It is important to understand that adopting a pet is a big responsibility. That adorable little ball of fur has many physical, social, and emotional needs that need to be met daily. Here are some questions to ask your vet about pet care at your new pet’s next appointment.
How do I keep my pet at a healthy weight?
Obesity in dogs and cats is widespread. This common condition leads to many health problems for your pet, and even reduce their life span by about two and a half years. Your vet, like Heart + Paw in East Market, will be able to customize a feeding schedule for your pet and advise you in terms of which treats to give (and not to give) going forward.
What food is right for my pet?

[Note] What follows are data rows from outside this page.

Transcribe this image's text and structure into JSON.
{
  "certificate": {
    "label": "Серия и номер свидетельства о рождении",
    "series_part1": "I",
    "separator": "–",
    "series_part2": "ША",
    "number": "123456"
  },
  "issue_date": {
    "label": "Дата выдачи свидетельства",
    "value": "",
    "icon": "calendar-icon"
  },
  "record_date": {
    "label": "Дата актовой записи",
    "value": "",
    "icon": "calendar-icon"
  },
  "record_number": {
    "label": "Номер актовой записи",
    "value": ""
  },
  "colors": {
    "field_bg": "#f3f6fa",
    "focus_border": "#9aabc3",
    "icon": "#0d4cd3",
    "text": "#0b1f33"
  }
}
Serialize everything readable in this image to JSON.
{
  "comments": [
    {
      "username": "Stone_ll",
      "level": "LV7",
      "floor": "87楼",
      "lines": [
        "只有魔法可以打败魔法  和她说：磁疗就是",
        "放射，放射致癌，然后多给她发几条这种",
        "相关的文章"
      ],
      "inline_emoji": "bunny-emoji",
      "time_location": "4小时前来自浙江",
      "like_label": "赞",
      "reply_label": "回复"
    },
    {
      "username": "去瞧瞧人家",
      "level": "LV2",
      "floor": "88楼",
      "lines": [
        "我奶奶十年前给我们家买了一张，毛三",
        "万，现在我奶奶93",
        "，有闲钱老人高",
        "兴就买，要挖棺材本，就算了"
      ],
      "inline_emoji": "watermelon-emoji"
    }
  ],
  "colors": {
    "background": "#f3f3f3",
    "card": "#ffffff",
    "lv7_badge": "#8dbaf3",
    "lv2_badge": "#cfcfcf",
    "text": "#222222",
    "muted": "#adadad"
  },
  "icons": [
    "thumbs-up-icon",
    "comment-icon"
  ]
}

Your available budget will undoubtedly affect your choice of food for your pet. However, it is often worthwhile to spend a little bit more on a better-quality brand that is suited to both your pet’s breed, as well as his or her current stage of life. For example, kittens will require different food from a senior cat. Your vet will provide you with a list of appropriate options based on how much you can afford to pay.
What vaccinations does my pet require?
Your vet will provide you with plenty of information concerning the vaccinations that he or she will need to receive over the coming weeks and months. Vaccinations play an important role in keeping your pet healthy not only during his or her younger years but for the rest of his or her life as well.
How do I groom my pet?
It is up to you to make sure that your pet is clean and properly taken care of. Grooming is a huge part of that. Every pet needs to be groomed, although some more frequently than others. Grooming refers to more than just bathing your pet every few weeks. It also includes brushing your pet regularly, trimming his or her fur, trimming his or her nails, and brushing his or her teeth. Your vet will advise you in terms of how to go about all of this, along with providing guidelines in terms of how often.
How do I protect my pet from ticks and fleas?
Both cats and dogs are prone to ticks and fleas, which are known to cause them discomfort and spread disease. Your vet will be happy to provide a range of suggestions regarding preventing this problem from occurring in the first place. Nowadays, there are numerous topical and oral options available to choose from, with many single-dose oral treatments providing lasting protection for approximately three months at a time.
Remember to visit the vet every year for regular check-ups to ensure that your furry companion is happy and in good health. This will also give you peace of mind and ensure that any potential health problems are caught early.